Emma Brown of the Washington Post explains that DC test scores in math reached a historic high point because of a decision by DC officials.

But the math gains officials reported were the result of a quiet decision to score the tests in a way that yielded higher scores even though D.C. students got far fewer math questions correct than in the year before.

The decision was made after D.C. teachers recommended a new grading scale — which would have held students to higher standards on tougher math tests — and after officials reviewed projections that the new scale would result in a significant decline in math proficiency rates.

Instead, city officials chose to discard the new grading approach and hold students to a level of difficulty similar to previous years’, according to city officials as well as e-mails and documents obtained by The Washington Post.
Brown writes:In the District, the discarded grading scale would have yielded a mixed picture of achievement on the 2013 tests. The reading proficiency rate would have been 6.6 points higher than was reported in 2012, but math would have been 3.6 points lower.

The choice that D.C. officials faced suggests that proficiency rates — which are used to make employment and pay decisions for teachers and principals and to judge the city’s efforts to improve public education — are as much a product of policymakers’ decisions as they are of student performance.

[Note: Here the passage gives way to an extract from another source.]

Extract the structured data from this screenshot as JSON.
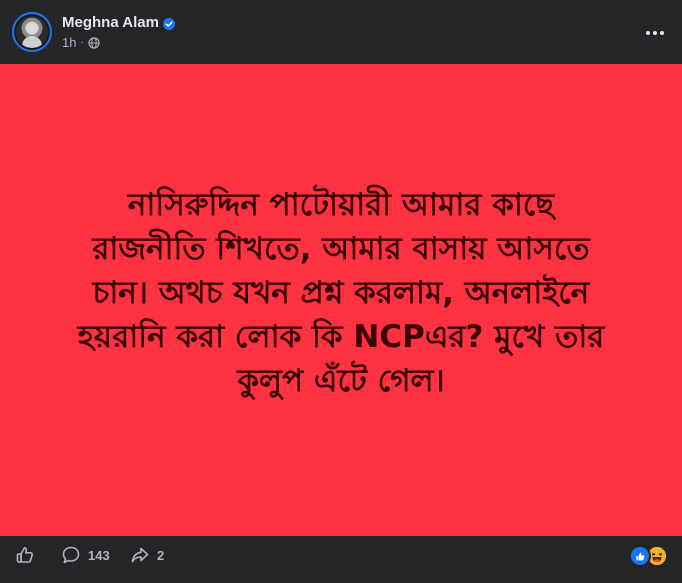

The lesson in this episode is not that DC officials are not to be trusted, but that the scoring of tests is a matter of human judgment, not science.

The human judgment may be based on political considerations. Or not.

But we must stop believing that standardized tests are a scientific measure, like a barometer or a thermometer.

It is human beings who decide where the passing mark should be.

They may decide to make it easier or harder to pass.

But it is not science. It is human judgment.

Test scores are the result of subjective judgment, not objective measures.